Instead of just going after the kingpin, the tax tribunal has directed that nearly 33,000 individuals or business entities engaged in a money laundering racket worth Rs 1,680 crore be probed. In a far-reaching order, the Income Tax Appellate Tribunal (Mumbai bench) has looked beyond just bringing to task an individual defaulting taxpayer and upholding lower tax authorities’ assessment order.

As Naresh Manakchand Jain – the defaulting taxpayer – was engaged in a significant money-laundering operation, the tax tribunal has directed his jurisdictional I-T official to provide details of 30,000-plus entities involved within 90 days to various regulatory authorities for further investigation and action. The authorities include I-T officials, Sebi, RBI, and the registrar of companies.

The ITAT bench said: The real beneficiaries are the persons who have obtained the exempt long-term capital gain by converting their unaccounted income. The money laundering exercise involved serious violation of various laws such as I-T, securities, corporate, and banking. Such activities, if treated and dealt with in silos, are ineffective. Hence, it directed that details of parties involved be shared with a wide range of regulatory authorities.

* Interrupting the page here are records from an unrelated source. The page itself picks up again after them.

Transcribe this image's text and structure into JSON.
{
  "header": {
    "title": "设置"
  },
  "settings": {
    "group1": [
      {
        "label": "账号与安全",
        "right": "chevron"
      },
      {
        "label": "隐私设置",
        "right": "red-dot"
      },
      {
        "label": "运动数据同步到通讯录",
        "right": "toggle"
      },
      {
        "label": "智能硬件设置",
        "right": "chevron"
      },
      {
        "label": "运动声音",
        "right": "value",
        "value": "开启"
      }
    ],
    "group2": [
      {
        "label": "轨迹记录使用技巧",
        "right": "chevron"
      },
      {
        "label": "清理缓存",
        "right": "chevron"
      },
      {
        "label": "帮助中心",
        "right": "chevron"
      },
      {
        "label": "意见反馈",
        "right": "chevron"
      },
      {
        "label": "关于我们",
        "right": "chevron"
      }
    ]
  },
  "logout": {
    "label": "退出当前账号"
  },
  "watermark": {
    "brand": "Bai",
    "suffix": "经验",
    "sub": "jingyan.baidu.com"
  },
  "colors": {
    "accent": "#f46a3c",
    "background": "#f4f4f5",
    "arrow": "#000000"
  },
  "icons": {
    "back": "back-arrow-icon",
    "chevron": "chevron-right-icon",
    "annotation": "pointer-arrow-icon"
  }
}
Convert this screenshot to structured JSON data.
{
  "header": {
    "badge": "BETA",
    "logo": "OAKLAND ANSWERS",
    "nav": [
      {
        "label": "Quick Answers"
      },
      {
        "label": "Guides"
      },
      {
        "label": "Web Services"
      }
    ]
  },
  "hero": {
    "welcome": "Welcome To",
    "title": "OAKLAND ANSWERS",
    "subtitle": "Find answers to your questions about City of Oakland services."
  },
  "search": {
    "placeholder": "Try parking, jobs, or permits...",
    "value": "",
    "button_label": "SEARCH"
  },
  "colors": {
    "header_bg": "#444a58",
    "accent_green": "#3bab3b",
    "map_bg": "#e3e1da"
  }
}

According to chartered accountants, apart from being subject to re-opening of their tax assessment, these parties will also find themselves subject to probe under the rigorous provisions of the anti-money laundering law.

An appeal filed with ITAT by Jain, described in the I-T orders as a money laundering kingpin, relating to his tax assessment for FY12 opened a Pandora’s box. One of the grounds of appeal filed by Jain was against the action of I-T authorities to treat Rs 50.4 crore in his hand as undisclosed income and tax the same.

Two searches conducted in subsequent years (in 2016 and 2019) by investigation wings of the I-T department threw up a host of incriminating evidence. For FY12 itself, 32,855 individuals and entities who participated in money laundering activities were identified, and Rs 1,680 crore was found to have been laundered by Jain by rigging nine identified scrips.